Jan. 11, 2016

Femi Adesina


Femi Adesina

Special Adviser , President

TBY talks to Femi Adesina, Special Adviser to the President, on representing the new administration and engaging with the public through new forms of media.


Femi Adesina was appointed Special Advisor of Media on Media and Publicity in May of 2015. He was formerly the Managing Director of the Sun newspaper as well as President of the Nigerian Guild of Editors (NGE). Adesina began his career at the Vanguard Newspapers as a Features Writer before later moving to the now-defunct National Concord Newspapers. He was an early employee of The Sun newspaper where he became the Editor, and later the Managing Director and Editor-in-Chief.

You had a successful career as a journalist before joining the President's team. How have your experiences in Nigeria helped you design a media strategy for President Buhari?

I have spent 29 years in the media, on radio, television, and in print. Most recently, I was Managing Director of Sun Newspapers. In my current role in public relations and as a spokesman, I can always draw on that depth of experience. We have to fashion our media strategy around the activities of our principles, and the principles of the president are those of clarity and straightforwardness. Whatever he has said, he will stand by it and he will own up to whatever he has done. Upon taking office, the goals and commitments of President Buhari were clear, and he has worked consistently to make the government more transparent and accountable. These are some of the values that our media strategy seeks to emphasize. Our role as members of his media team is to represent him, present his views, and defend him when necessary, by providing clarification. We publicize what he is doing openly and honestly. Another important job in this media spectrum is to ensure that the conversation remains civil. Like in any country, the Nigerian media can sometimes be more civil, and my experience in the field helps me tackle political attacks.

News media is moving rapidly towards online and user-generated content. How are you addressing the young population of Nigeria who are increasingly accessing their news through the internet?

I have a Facebook and Twitter page, and have since garnered tens of thousands of followers. We publish regular updates through these platforms and we are planning to advance our social media strategy significantly as the government settles. We are going to have a special assistant in charge of new media, who will coordinate a team that is focused on our online strategy. This means there is going to be considerably more engagement with young people and the population in general. Social media provides a unique opportunity for engagement, as people on these platforms feel closer to the presidential office than through more traditional mediums such as newspaper and television.

You have made a point of publicizing the administration's steps and successes in the fight against corruption. How do you view the media strategy and its relationship to the process of justice?

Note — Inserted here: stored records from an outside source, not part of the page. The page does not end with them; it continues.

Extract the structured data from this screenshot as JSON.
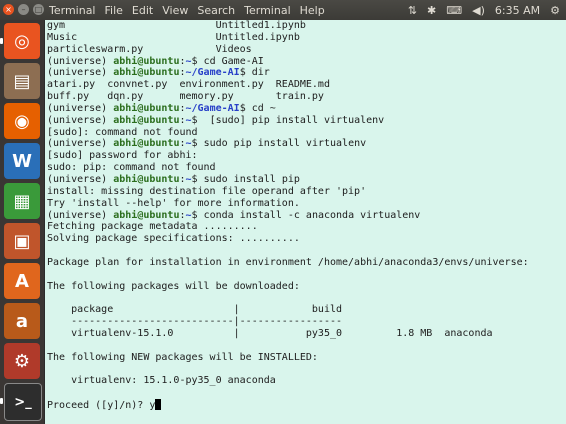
{
  "topbar": {
    "app_title": "Terminal",
    "menu": [
      "File",
      "Edit",
      "View",
      "Search",
      "Terminal",
      "Help"
    ],
    "close_glyph": "×",
    "minimize_glyph": "–",
    "maximize_glyph": "□",
    "indicators": {
      "network": "⇅",
      "bluetooth": "✱",
      "keyboard": "⌨",
      "volume": "◀)",
      "clock": "6:35 AM",
      "settings": "⚙"
    }
  },
  "launcher": [
    {
      "name": "dash-icon",
      "glyph": "◎",
      "color": "#e95420"
    },
    {
      "name": "files-icon",
      "glyph": "▤",
      "color": "#8d6e52"
    },
    {
      "name": "firefox-icon",
      "glyph": "◉",
      "color": "#e66000"
    },
    {
      "name": "libreoffice-writer-icon",
      "glyph": "W",
      "color": "#2a6fb8"
    },
    {
      "name": "libreoffice-calc-icon",
      "glyph": "▦",
      "color": "#3a9a3a"
    },
    {
      "name": "libreoffice-impress-icon",
      "glyph": "▣",
      "color": "#c0552b"
    },
    {
      "name": "software-center-icon",
      "glyph": "A",
      "color": "#e0661d"
    },
    {
      "name": "amazon-icon",
      "glyph": "a",
      "color": "#b85a1a"
    },
    {
      "name": "system-settings-icon",
      "glyph": "⚙",
      "color": "#b03a2a"
    },
    {
      "name": "terminal-icon",
      "glyph": ">_",
      "color": "#2d2d2d"
    }
  ],
  "terminal": {
    "user": "abhi@ubuntu",
    "lines": [
      {
        "t": "o",
        "text": "gym                         Untitled1.ipynb"
      },
      {
        "t": "o",
        "text": "Music                       Untitled.ipynb"
      },
      {
        "t": "o",
        "text": "particleswarm.py            Videos"
      },
      {
        "t": "p",
        "path": "~",
        "cmd": " cd Game-AI"
      },
      {
        "t": "p",
        "path": "~/Game-AI",
        "cmd": " dir"
      },
      {
        "t": "o",
        "text": "atari.py  convnet.py  environment.py  README.md"
      },
      {
        "t": "o",
        "text": "buff.py   dqn.py      memory.py       train.py"
      },
      {
        "t": "p",
        "path": "~/Game-AI",
        "cmd": " cd ~"
      },
      {
        "t": "p",
        "path": "~",
        "cmd": "  [sudo] pip install virtualenv"
      },
      {
        "t": "o",
        "text": "[sudo]: command not found"
      },
      {
        "t": "p",
        "path": "~",
        "cmd": " sudo pip install virtualenv"
      },
      {
        "t": "o",
        "text": "[sudo] password for abhi:"
      },
      {
        "t": "o",
        "text": "sudo: pip: command not found"
      },
      {
        "t": "p",
        "path": "~",
        "cmd": " sudo install pip"
      },
      {
        "t": "o",
        "text": "install: missing destination file operand after 'pip'"
      },
      {
        "t": "o",
        "text": "Try 'install --help' for more information."
      },
      {
        "t": "p",
        "path": "~",
        "cmd": " conda install -c anaconda virtualenv"
      },
      {
        "t": "o",
        "text": "Fetching package metadata ........."
      },
      {
        "t": "o",
        "text": "Solving package specifications: .........."
      },
      {
        "t": "o",
        "text": ""
      },
      {
        "t": "o",
        "text": "Package plan for installation in environment /home/abhi/anaconda3/envs/universe:"
      },
      {
        "t": "o",
        "text": ""
      },
      {
        "t": "o",
        "text": "The following packages will be downloaded:"
      },
      {
        "t": "o",
        "text": ""
      },
      {
        "t": "o",
        "text": "    package                    |            build"
      },
      {
        "t": "o",
        "text": "    ---------------------------|-----------------"
      },
      {
        "t": "o",
        "text": "    virtualenv-15.1.0          |           py35_0         1.8 MB  anaconda"
      },
      {
        "t": "o",
        "text": ""
      },
      {
        "t": "o",
        "text": "The following NEW packages will be INSTALLED:"
      },
      {
        "t": "o",
        "text": ""
      },
      {
        "t": "o",
        "text": "    virtualenv: 15.1.0-py35_0 anaconda"
      },
      {
        "t": "o",
        "text": ""
      },
      {
        "t": "c",
        "text": "Proceed ([y]/n)? y"
      }
    ]
  },
  "prompt": {
    "env": "(universe) ",
    "sep": ":",
    "dollar": "$"
  }
}
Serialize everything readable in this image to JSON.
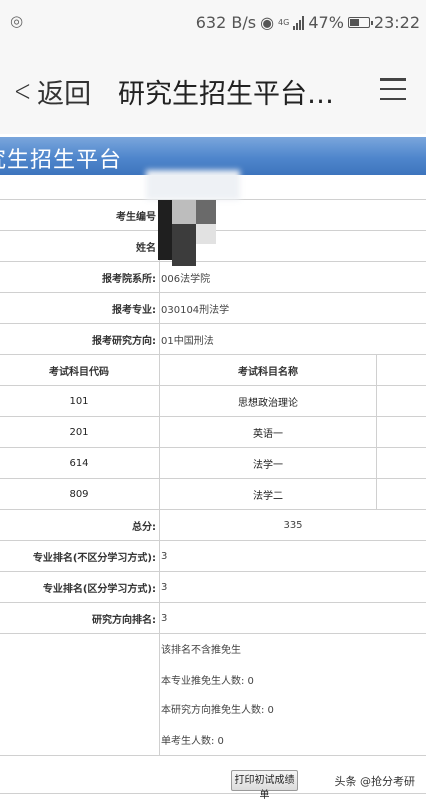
{
  "status_bar": {
    "left_icon": "hotspot-icon",
    "net_speed": "632 B/s",
    "network_type": "4G",
    "battery_percent": "47%",
    "time": "23:22"
  },
  "nav": {
    "back_label": "返回",
    "title": "研究生招生平台…"
  },
  "banner": {
    "title": "究生招生平台"
  },
  "info": {
    "rows": [
      {
        "label": "考生编号",
        "value": ""
      },
      {
        "label": "姓名",
        "value": ""
      },
      {
        "label": "报考院系所:",
        "value": "006法学院"
      },
      {
        "label": "报考专业:",
        "value": "030104刑法学"
      },
      {
        "label": "报考研究方向:",
        "value": "01中国刑法"
      }
    ]
  },
  "subjects": {
    "header_code": "考试科目代码",
    "header_name": "考试科目名称",
    "rows": [
      {
        "code": "101",
        "name": "思想政治理论"
      },
      {
        "code": "201",
        "name": "英语一"
      },
      {
        "code": "614",
        "name": "法学一"
      },
      {
        "code": "809",
        "name": "法学二"
      }
    ]
  },
  "total": {
    "label": "总分:",
    "value": "335"
  },
  "rankings": [
    {
      "label": "专业排名(不区分学习方式):",
      "value": "3"
    },
    {
      "label": "专业排名(区分学习方式):",
      "value": "3"
    },
    {
      "label": "研究方向排名:",
      "value": "3"
    }
  ],
  "notes": [
    "该排名不含推免生",
    "本专业推免生人数: 0",
    "本研究方向推免生人数: 0",
    "单考生人数: 0"
  ],
  "print_button": "打印初试成绩单",
  "watermark": "头条 @抢分考研"
}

The process of justice is fairly straightforward. The president has said repeatedly that he will not charge anybody in court without obtaining evidence first. Anybody who is going to be charged with anything will have their day in court and be able to defend themselves. In our engagement, we seek to publicize the successes of the administration against corruption without jeopardizing investigations in any way. It is important to communicate a tough stance on corruption, because a great change in consciousness is needed across the country.

How do you manage what comes out of Nigeria and what reaches the international community?

We are the interface between the government and the public, and that public includes the international community. Our media releases go around the world, the international media is on our mailing list. We make consistent efforts to engage the international media during the President's visits abroad, and we stress the same principles of straightforwardness and honesty outside the country as we do inside. Internationally, this has been received very well. We also emphasize the opportunities that are present in Nigeria for international investors and businesspeople. The nation is on the doorstep of increased growth and prosperity, both things that this president will unlock.

What are your expectations for the year ahead?

I expect that we will use all the communication channels available to us to disseminate what the government is doing. We will not discount any particular channel; we will utilize all of them. Furthermore, our office will be growing. Presently there are two of us on the team, however we intend to have a number of special assistants joining us with specific briefs. We will not leave any stone unturned in communicating the administration's actions and intentions.